In the listing below, which lines contain the string "after"? Copy them all.
--- START ---
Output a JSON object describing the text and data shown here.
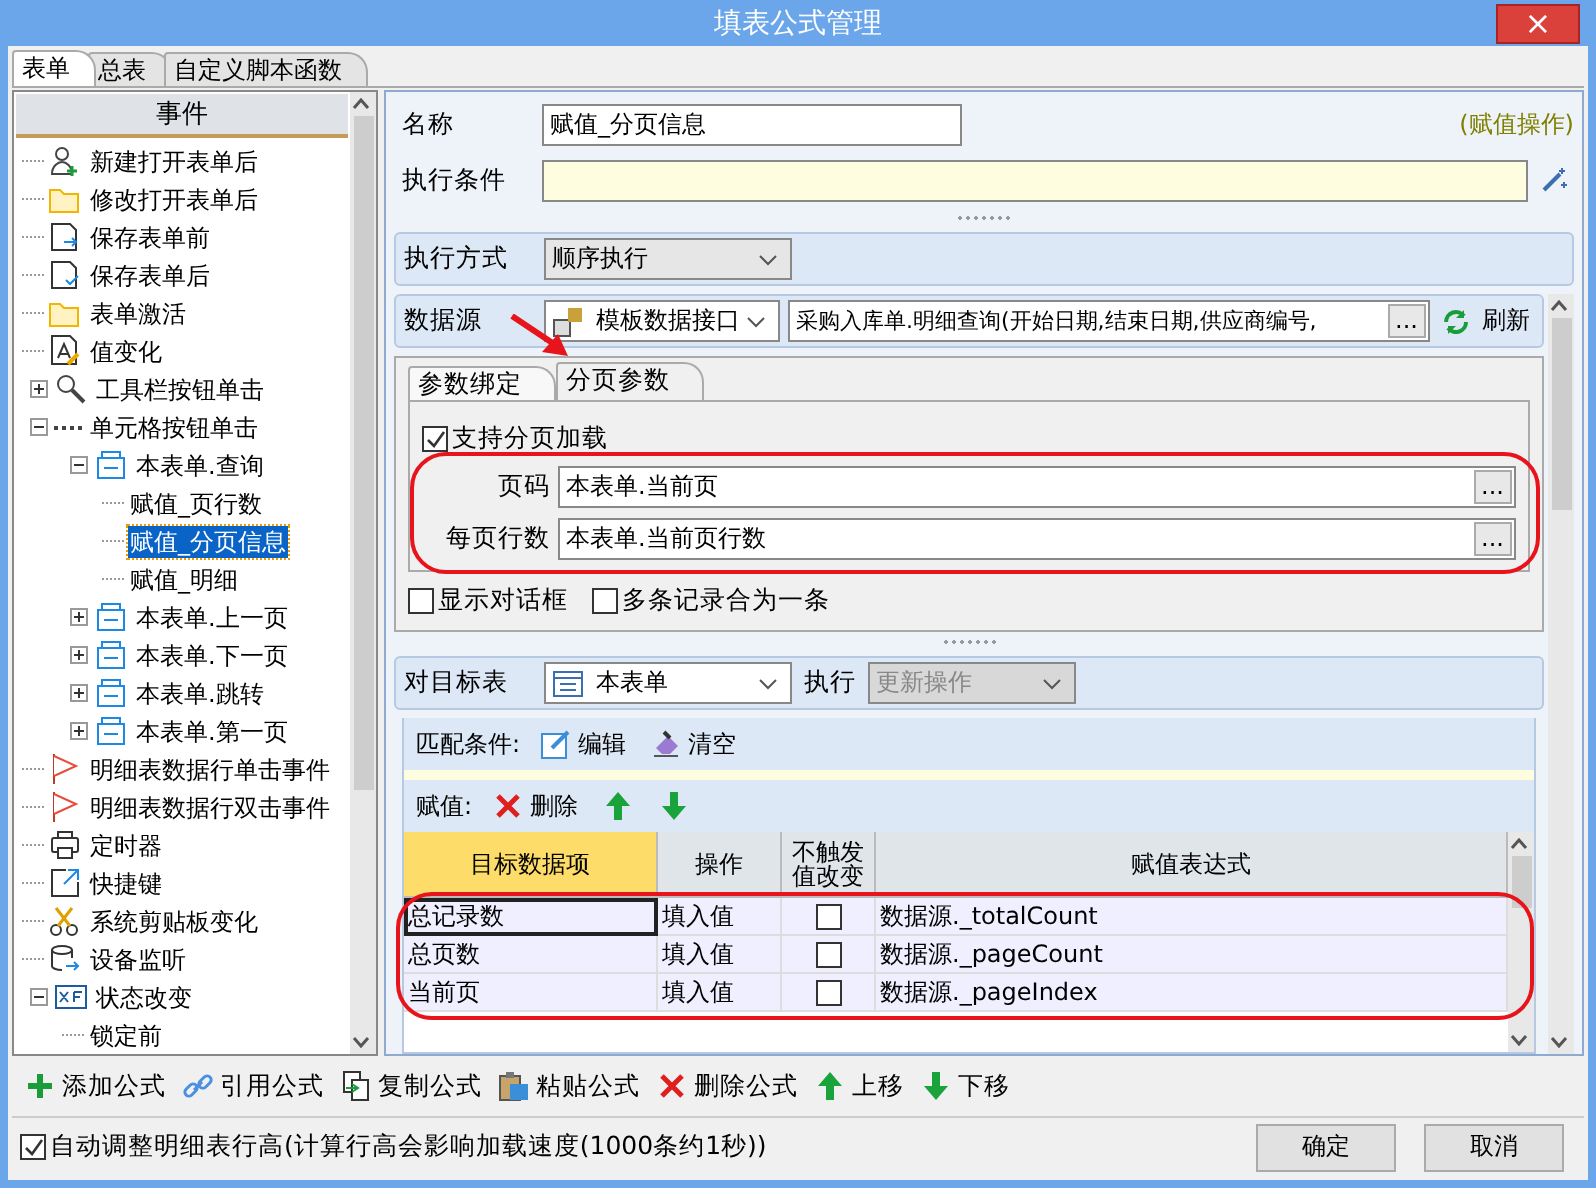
{
  "window": {
    "title": "填表公式管理",
    "close": "×"
  },
  "tabs": [
    {
      "label": "表单",
      "selected": true
    },
    {
      "label": "总表",
      "selected": false
    },
    {
      "label": "自定义脚本函数",
      "selected": false
    }
  ],
  "event_panel": {
    "header": "事件",
    "items": [
      {
        "label": "新建打开表单后",
        "kind": "user",
        "selected": false
      },
      {
        "label": "修改打开表单后",
        "kind": "folder",
        "selected": false
      },
      {
        "label": "保存表单前",
        "kind": "save-before",
        "selected": false
      },
      {
        "label": "保存表单后",
        "kind": "save-after",
        "selected": false
      },
      {
        "label": "表单激活",
        "kind": "folder",
        "selected": false
      },
      {
        "label": "值变化",
        "kind": "value",
        "selected": false
      },
      {
        "label": "工具栏按钮单击",
        "kind": "tool",
        "selected": false,
        "expanded": false
      },
      {
        "label": "单元格按钮单击",
        "kind": "dots",
        "selected": false,
        "expanded": true,
        "children": [
          {
            "label": "本表单.查询",
            "kind": "table",
            "selected": false,
            "expanded": true,
            "children": [
              {
                "label": "赋值_页行数",
                "selected": false
              },
              {
                "label": "赋值_分页信息",
                "selected": true
              },
              {
                "label": "赋值_明细",
                "selected": false
              }
            ]
          },
          {
            "label": "本表单.上一页",
            "kind": "table",
            "selected": false,
            "expanded": false
          },
          {
            "label": "本表单.下一页",
            "kind": "table",
            "selected": false,
            "expanded": false
          },
          {
            "label": "本表单.跳转",
            "kind": "table",
            "selected": false,
            "expanded": false
          },
          {
            "label": "本表单.第一页",
            "kind": "table",
            "selected": false,
            "expanded": false
          }
        ]
      },
      {
        "label": "明细表数据行单击事件",
        "kind": "flag",
        "selected": false
      },
      {
        "label": "明细表数据行双击事件",
        "kind": "flag",
        "selected": false
      },
      {
        "label": "定时器",
        "kind": "timer",
        "selected": false
      },
      {
        "label": "快捷键",
        "kind": "shortcut",
        "selected": false
      },
      {
        "label": "系统剪贴板变化",
        "kind": "scissors",
        "selected": false
      },
      {
        "label": "设备监听",
        "kind": "device",
        "selected": false
      },
      {
        "label": "状态改变",
        "kind": "state",
        "selected": false,
        "expanded": true,
        "children": [
          {
            "label": "锁定前",
            "selected": false
          }
        ]
      }
    ]
  },
  "formula": {
    "name_label": "名称",
    "name_value": "赋值_分页信息",
    "type_note": "(赋值操作)",
    "condition_label": "执行条件"
  },
  "execution": {
    "label": "执行方式",
    "value": "顺序执行"
  },
  "datasource": {
    "label": "数据源",
    "type": "模板数据接口",
    "value": "采购入库单.明细查询(开始日期,结束日期,供应商编号,",
    "browse": "...",
    "refresh": "刷新"
  },
  "param_tabs": [
    {
      "label": "参数绑定",
      "selected": false
    },
    {
      "label": "分页参数",
      "selected": true
    }
  ],
  "paging": {
    "enable": {
      "label": "支持分页加载",
      "checked": true
    },
    "fields": [
      {
        "label": "页码",
        "value": "本表单.当前页",
        "browse": "..."
      },
      {
        "label": "每页行数",
        "value": "本表单.当前页行数",
        "browse": "..."
      }
    ]
  },
  "options": [
    {
      "label": "显示对话框",
      "checked": false
    },
    {
      "label": "多条记录合为一条",
      "checked": false
    }
  ],
  "target": {
    "label": "对目标表",
    "table": "本表单",
    "action_label": "执行",
    "action": "更新操作",
    "action_disabled": true
  },
  "match": {
    "label": "匹配条件:",
    "actions": [
      {
        "kind": "edit",
        "label": "编辑"
      },
      {
        "kind": "clear",
        "label": "清空"
      }
    ]
  },
  "assign": {
    "label": "赋值:",
    "actions": [
      {
        "kind": "delete",
        "label": "删除"
      },
      {
        "kind": "up"
      },
      {
        "kind": "down"
      }
    ]
  },
  "table": {
    "columns": [
      {
        "label": "目标数据项",
        "selected": true
      },
      {
        "label": "操作",
        "selected": false
      },
      {
        "label": "不触发值改变",
        "selected": false
      },
      {
        "label": "赋值表达式",
        "selected": false
      }
    ],
    "rows": [
      {
        "target": "总记录数",
        "operation": "填入值",
        "no_trigger": false,
        "expression": "数据源._totalCount",
        "selected": true
      },
      {
        "target": "总页数",
        "operation": "填入值",
        "no_trigger": false,
        "expression": "数据源._pageCount",
        "selected": false
      },
      {
        "target": "当前页",
        "operation": "填入值",
        "no_trigger": false,
        "expression": "数据源._pageIndex",
        "selected": false
      }
    ]
  },
  "toolbar": [
    {
      "kind": "add",
      "label": "添加公式"
    },
    {
      "kind": "link",
      "label": "引用公式"
    },
    {
      "kind": "copy",
      "label": "复制公式"
    },
    {
      "kind": "paste",
      "label": "粘贴公式"
    },
    {
      "kind": "delete",
      "label": "删除公式"
    },
    {
      "kind": "up",
      "label": "上移"
    },
    {
      "kind": "down",
      "label": "下移"
    }
  ],
  "footer": {
    "auto_height": {
      "label": "自动调整明细表行高(计算行高会影响加载速度(1000条约1秒))",
      "checked": true
    },
    "buttons": [
      "确定",
      "取消"
    ]
  }
}
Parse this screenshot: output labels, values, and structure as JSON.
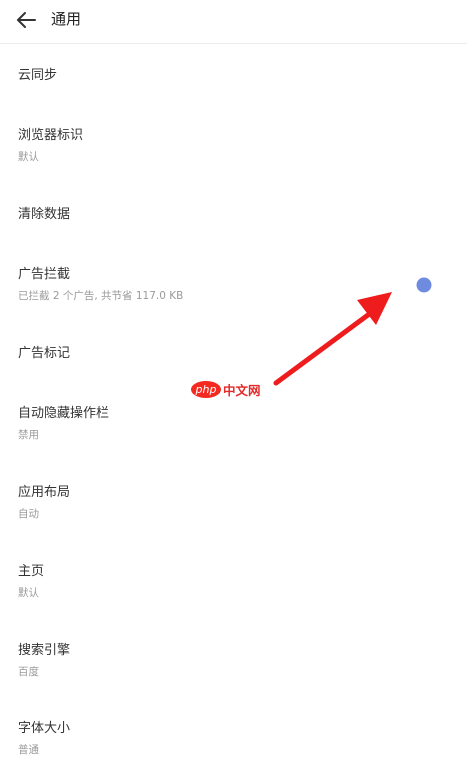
{
  "header": {
    "title": "通用",
    "back_icon": "arrow-left-icon"
  },
  "settings": [
    {
      "label": "云同步",
      "sub": ""
    },
    {
      "label": "浏览器标识",
      "sub": "默认"
    },
    {
      "label": "清除数据",
      "sub": ""
    },
    {
      "label": "广告拦截",
      "sub": "已拦截 2 个广告, 共节省 117.0 KB"
    },
    {
      "label": "广告标记",
      "sub": ""
    },
    {
      "label": "自动隐藏操作栏",
      "sub": "禁用"
    },
    {
      "label": "应用布局",
      "sub": "自动"
    },
    {
      "label": "主页",
      "sub": "默认"
    },
    {
      "label": "搜索引擎",
      "sub": "百度"
    },
    {
      "label": "字体大小",
      "sub": "普通"
    }
  ],
  "annotation": {
    "arrow_color": "#ee1c1c",
    "dot_color": "#6f8be0"
  },
  "watermark": {
    "badge": "php",
    "text": "中文网"
  }
}
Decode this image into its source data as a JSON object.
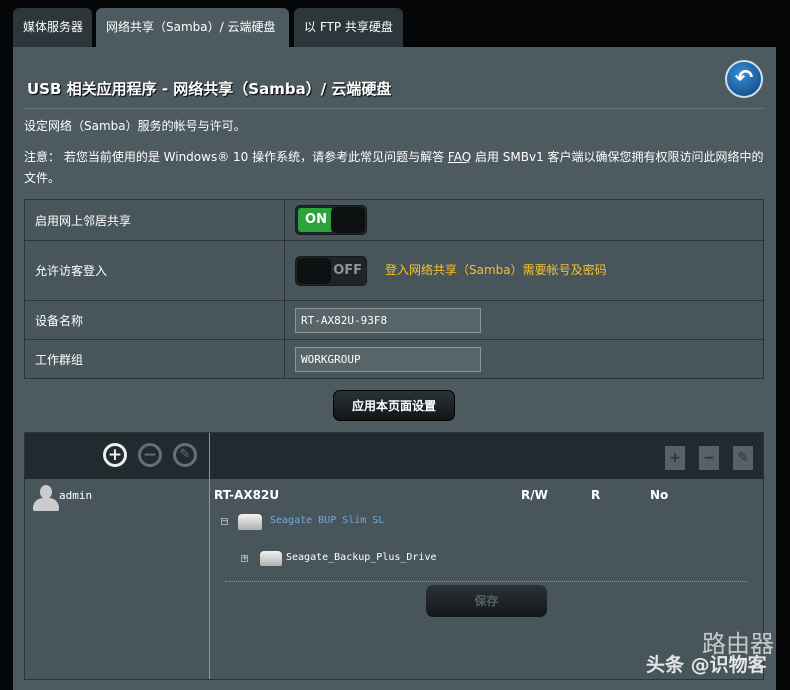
{
  "tabs": [
    {
      "label": "媒体服务器"
    },
    {
      "label": "网络共享（Samba）/ 云端硬盘"
    },
    {
      "label": "以 FTP 共享硬盘"
    }
  ],
  "page_title": "USB 相关应用程序 - 网络共享（Samba）/ 云端硬盘",
  "description": "设定网络（Samba）服务的帐号与许可。",
  "notice": {
    "before": "注意： 若您当前使用的是 Windows® 10 操作系统，请参考此常见问题与解答 ",
    "link": "FAQ",
    "after": " 启用 SMBv1 客户端以确保您拥有权限访问此网络中的文件。"
  },
  "settings": {
    "network_place": {
      "label": "启用网上邻居共享",
      "toggle": "ON"
    },
    "guest_login": {
      "label": "允许访客登入",
      "toggle": "OFF",
      "note": "登入网络共享（Samba）需要帐号及密码"
    },
    "device_name": {
      "label": "设备名称",
      "value": "RT-AX82U-93F8"
    },
    "workgroup": {
      "label": "工作群组",
      "value": "WORKGROUP"
    }
  },
  "apply_label": "应用本页面设置",
  "share": {
    "users": [
      {
        "name": "admin"
      }
    ],
    "device": "RT-AX82U",
    "columns": [
      "R/W",
      "R",
      "No"
    ],
    "disk": "Seagate BUP Slim SL",
    "folder": "Seagate_Backup_Plus_Drive",
    "save_label": "保存"
  },
  "watermark": {
    "line1": "路由器",
    "line2": "头条 @识物客"
  }
}
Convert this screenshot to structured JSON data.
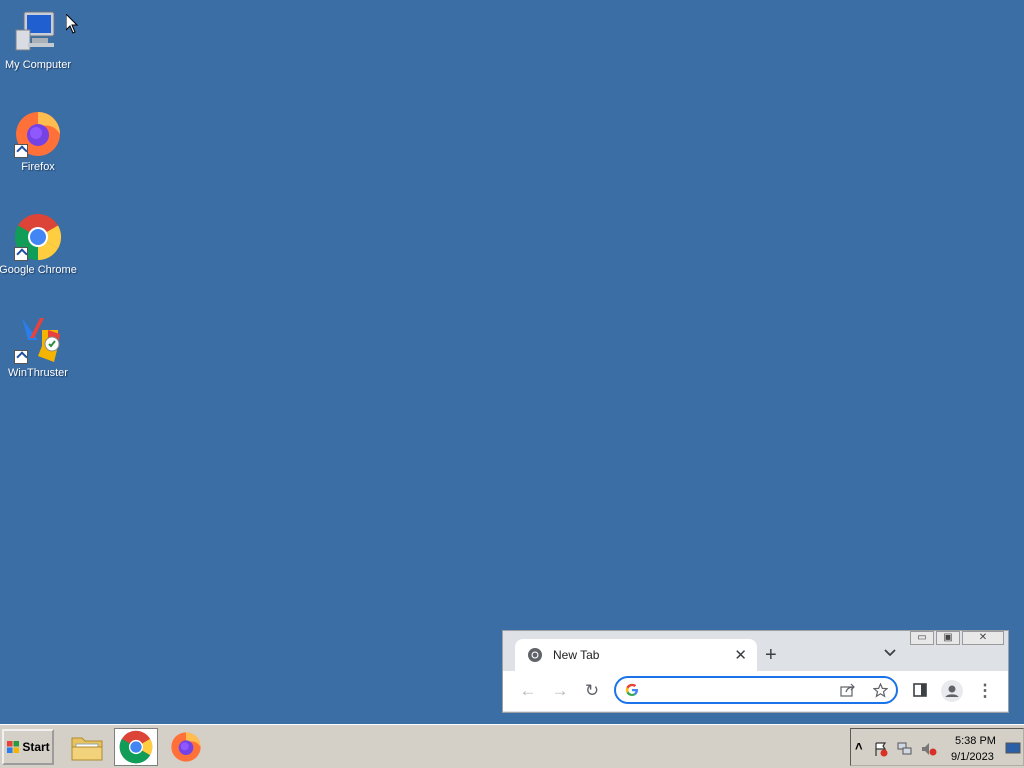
{
  "desktop": {
    "icons": [
      {
        "label": "My Computer",
        "icon": "my-computer-icon"
      },
      {
        "label": "Firefox",
        "icon": "firefox-icon"
      },
      {
        "label": "Google Chrome",
        "icon": "chrome-icon"
      },
      {
        "label": "WinThruster",
        "icon": "winthruster-icon"
      }
    ]
  },
  "chrome": {
    "tab_title": "New Tab",
    "tab_close": "✕",
    "new_tab": "+",
    "omnibox_value": "",
    "omnibox_placeholder": "",
    "back": "←",
    "forward": "→",
    "reload": "↻",
    "menu": "⋮",
    "accent": "#1a73e8"
  },
  "window_controls": {
    "minimize": "▭",
    "restore": "▣",
    "close": "✕"
  },
  "taskbar": {
    "start_label": "Start",
    "apps": [
      "file-explorer-icon",
      "chrome-icon",
      "firefox-icon"
    ],
    "active_app": "chrome-icon",
    "tray": {
      "expand": "˄",
      "time": "5:38 PM",
      "date": "9/1/2023"
    }
  },
  "colors": {
    "desktop_bg": "#3a6ea5",
    "taskbar_bg": "#d4d0c8"
  }
}
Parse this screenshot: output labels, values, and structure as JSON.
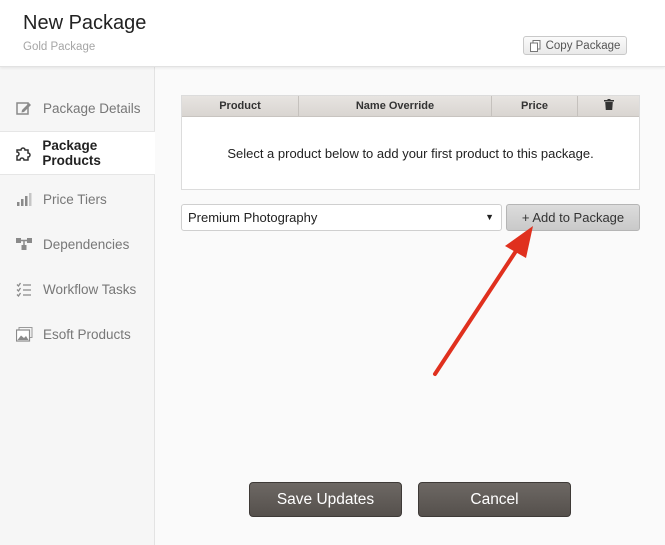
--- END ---
EXERCISE SOLUTION:
        "kind": "save-after",
    "after": " 启用 SMBv1 客户端以确保您拥有权限访问此网络中的文件。"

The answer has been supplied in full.